The importance of improving integration was put to the inquiry by the peak doctors’ groups, with the then Chair of the Royal Australian College of General Practitioners NSW & ACT, Associate Professor Charlotte Hespe, claiming that “as a general practitioner one of the biggest frustrations for us in the current system is the siloed care and data.… Until we think about it as a continuum of care, whether it be in the community or the hospital, I do not think we will improve how we deliver that care”.
The President of the Australian Medical Association, NSW, Professor Brad Frankum, told the Committee integrated care “is in its infancy”.
“It is proving very difficult to do integrated care in a meaningful way…. The fragmentation of care is dangerous, frustrating, expensive and it puts the safety of patients at risk,” Frankum said.
“The information management systems we are using in hospitals are very slow to improve and modernise. At my hospital we still write handwritten notes in a patient's file and we still write handwritten prescriptions. In my private practice it is all computerised. I can prescribe much more safely in my private practice because the computer keeps a record of what I have prescribed, the doses and all of that.”
The Committee said there is a need for consistency in how data is collected and stored across the continuum of care to allow medical professionals to access the information they need, and ensure patients and carers don't have to repeat the details to healthcare providers.
NSW Health Deputy Secretary Dr Nigel Lyons told the inquiry the department it is working to achieve this level of connectivity, “but that relies on a whole lot of things being joined up that are not currently joined up”.
“That is where we want to ultimately go, and where we want to work with the Commonwealth to make sure we can get that joined-up approach, and where we can get information available and where we can make investments in providing care in settings, as much as possible, outside hospitals,” Lyons said.
The eHealth NSW spokesperson said this week that digital systems and the shift away from paper records are improving patient care and delivering health system efficiencies in the state.
“Already live in 164 NSW Health facilities, Electronic Medical Record (EMR) systems are providing comprehensive and real-time clinical information as a patient travels through the hospital system. The risk of medication errors is also being reduced thanks to the shift from hard-copy documentation to digital records,” the spokesperson said.
“Digital systems are also enhancing our data analytics, which will guide better patient care and generate insights for ongoing improvements throughout the health system.”
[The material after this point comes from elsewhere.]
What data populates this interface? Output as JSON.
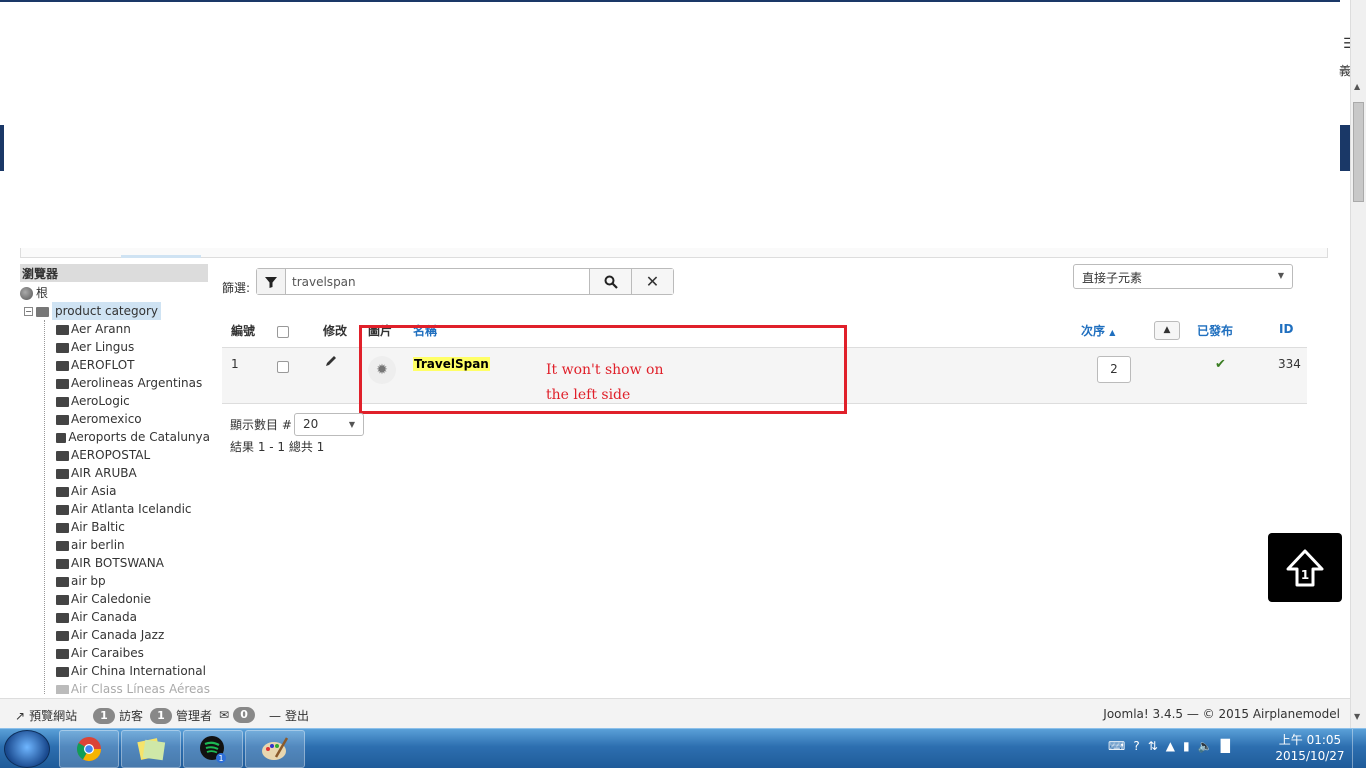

The inquiry also delved into cybersecurity and data privacy.
“The Committee is also of the view that NSW Health should be reviewing its eHealth storage systems on a regular basis to determine if they remain secure. Given that this kind of technology is constantly evolving and developing, it is important that NSW Health identifies and responds immediately to any major risks to the privacy of health information,” the inquiry report said.
Twenty-nine recommendations were made in total, with the government required to respond by March 18 next year.